Yesterday, Steven Hyden spent 2,000 words on the subject of “blog rock” and none of them were devoted to the locally celebrated Midlake. Hyden couldn’t even give the band a proper main-body backhand, but did manage a dismissive swipe in a footnote, one of Grantland’s staple formulas. The flippancy of this exposed something problematic in current music criticism, which is a dumb, wordy way of saying it touched off one of my rants. Here is the footnote:
“Other blog-rock bands, in no particular order: the Faint, Louis XIV, the Go! Team, the Rapture, Gang Gang Dance, Ponytail, Vivian Girls, the Morning Benders, the Unicorns, Islands, Bishop Allen, Midlake, and Rogue Wave.”
Apparently, Midlake got caught up in the tornado of Hyden’s own rant about “blog rock,” which he loosely describes as “young, mostly urban, predominantly white, ostensibly underground rock bands that were closely associated with Internet culture.” Take note of the adverb “closely.” That’s what makes the definition so pinpoint specific.
It is so obviously straw-man that it should be above Hyden, who writes frequent, brilliant things about the troubled state of music criticism. Here he falls ill to his own diagnoses. And I might have let him off the hook if I hadn’t taken the Midlake thing so personally. It’s not that I was ever head-over-heels for Midlake. I wrote my own lukewarm review of Antiphon back in November. It was actually Hyden that gave it the glowing review, calling it “probably the best LP Midlake has ever made.” It makes his motivation for including Midlake’s name among other “blog rock” castoffs all the more puzzling.
I keep writing “blog rock” in quotes because I’m still a little amazed that anyone, Hyden included, could consider it a real noun. And it’s probably what actually set me off in the first place. Hyden uses the term almost exclusively in the pejorative to point to a time he considers archaic, when both blogs and rock were considered vital. Both, the logic follows, have outlived their usefulness and so too the bands that bore the moniker.
Here’s my problem with that. There are still blogs. There is still rock music. And none of the bands you mentioned willingly called themselves “blog rock.” To worsen the argument, Hyden starts the piece by mentioning an upcoming album by Clap Your Hands and later throws Midlake under the bus when he gave their new album a thumb up just six months prior. As he sees it, Clap Your Hands has slid into the category of “datedness” because NPR last sang their praises ALL the way back in 2009. Yet both groups are, by the most objective criteria, current.
I really think Hyden wrote the piece just because he hated the name Clap Your Hands Say Yeah. And I won’t cast stones there. But the piece is also symptomatic of the misplaced iconoclasm of music criticism’s new elite, the shrapnel of which just happen to catch our own Midlake and wound my sensibilities. For any number of reasons, this new elite needs to bury bands like Midlake and Clap Your Hands and rock and roll and the guitar and other things we used to cherish. It’s some kind of attachment disorder that is beyond my realm of expertise to treat.
Music criticism is stupid.

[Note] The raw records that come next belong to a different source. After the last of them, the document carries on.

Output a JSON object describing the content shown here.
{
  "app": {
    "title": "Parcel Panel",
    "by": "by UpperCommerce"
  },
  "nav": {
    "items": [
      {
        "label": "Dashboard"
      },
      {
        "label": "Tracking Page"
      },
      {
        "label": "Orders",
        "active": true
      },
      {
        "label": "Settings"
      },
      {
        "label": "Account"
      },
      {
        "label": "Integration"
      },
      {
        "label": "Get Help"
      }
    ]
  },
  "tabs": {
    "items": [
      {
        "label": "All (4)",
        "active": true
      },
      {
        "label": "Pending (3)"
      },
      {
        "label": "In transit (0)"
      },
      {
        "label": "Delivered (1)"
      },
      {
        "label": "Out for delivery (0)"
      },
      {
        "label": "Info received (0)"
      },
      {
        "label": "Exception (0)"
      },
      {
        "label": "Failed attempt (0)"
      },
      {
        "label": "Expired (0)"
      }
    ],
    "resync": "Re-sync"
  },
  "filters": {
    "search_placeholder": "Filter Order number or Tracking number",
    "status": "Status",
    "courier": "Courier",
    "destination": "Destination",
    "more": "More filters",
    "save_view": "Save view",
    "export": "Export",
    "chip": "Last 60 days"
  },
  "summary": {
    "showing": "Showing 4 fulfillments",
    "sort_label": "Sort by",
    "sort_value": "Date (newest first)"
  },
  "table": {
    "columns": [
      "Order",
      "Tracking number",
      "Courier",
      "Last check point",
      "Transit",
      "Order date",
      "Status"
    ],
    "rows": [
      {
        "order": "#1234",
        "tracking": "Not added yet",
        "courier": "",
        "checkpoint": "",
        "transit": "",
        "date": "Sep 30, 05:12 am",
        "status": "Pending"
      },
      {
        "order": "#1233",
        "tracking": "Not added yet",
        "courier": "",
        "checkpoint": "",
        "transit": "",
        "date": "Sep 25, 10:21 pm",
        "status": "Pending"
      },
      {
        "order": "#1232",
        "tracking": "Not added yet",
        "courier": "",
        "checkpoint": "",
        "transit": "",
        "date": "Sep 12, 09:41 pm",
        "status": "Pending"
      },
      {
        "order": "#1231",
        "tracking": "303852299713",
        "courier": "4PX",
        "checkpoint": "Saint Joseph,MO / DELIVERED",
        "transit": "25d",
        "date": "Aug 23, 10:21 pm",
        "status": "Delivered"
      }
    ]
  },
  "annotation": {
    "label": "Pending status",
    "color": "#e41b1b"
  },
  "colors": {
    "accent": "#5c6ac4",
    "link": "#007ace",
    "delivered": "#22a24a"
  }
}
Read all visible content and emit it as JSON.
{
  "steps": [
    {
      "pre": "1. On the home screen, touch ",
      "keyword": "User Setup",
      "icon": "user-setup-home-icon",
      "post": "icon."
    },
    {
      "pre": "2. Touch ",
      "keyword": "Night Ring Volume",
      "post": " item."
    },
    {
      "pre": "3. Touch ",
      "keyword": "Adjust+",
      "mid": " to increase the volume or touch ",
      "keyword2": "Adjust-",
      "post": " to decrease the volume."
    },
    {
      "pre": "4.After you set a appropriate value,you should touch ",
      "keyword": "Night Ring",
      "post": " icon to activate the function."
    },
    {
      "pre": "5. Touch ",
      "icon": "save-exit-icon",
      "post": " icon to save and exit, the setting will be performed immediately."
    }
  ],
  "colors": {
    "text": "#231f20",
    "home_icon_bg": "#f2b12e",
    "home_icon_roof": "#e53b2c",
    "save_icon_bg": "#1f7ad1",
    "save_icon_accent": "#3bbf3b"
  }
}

That has been its enduring quality and the secret of its perseverance. It is one person giving his or her incredibly subjective view of a subjective art and using the best of unjustified hyperbole to do it. The practice is marked by argument, excitement and a comical lack of consensus. It’s stupid and fun as hell. Hyden’s piece loses that wonderful stupidity. It rings more authoritative, the oligarchy come to exile all remnants of the “old way.”
On one hand, Hyden’s point is simple: there used to be some bands that got us excited and they really didn’t have much steam. But he belabors the point to imply that any artist still making music after a point of relevancy is violating some sort of flimsy ethic. But I’m glad certain bands are still making music that I think is shitty. I’m glad bands like Midlake are still making music that I think is ok. And I’m trying to enjoy the current decade of music while also appreciating the bright spots from the last one. It’s not a real difficult balancing act, Steve. Give it a try.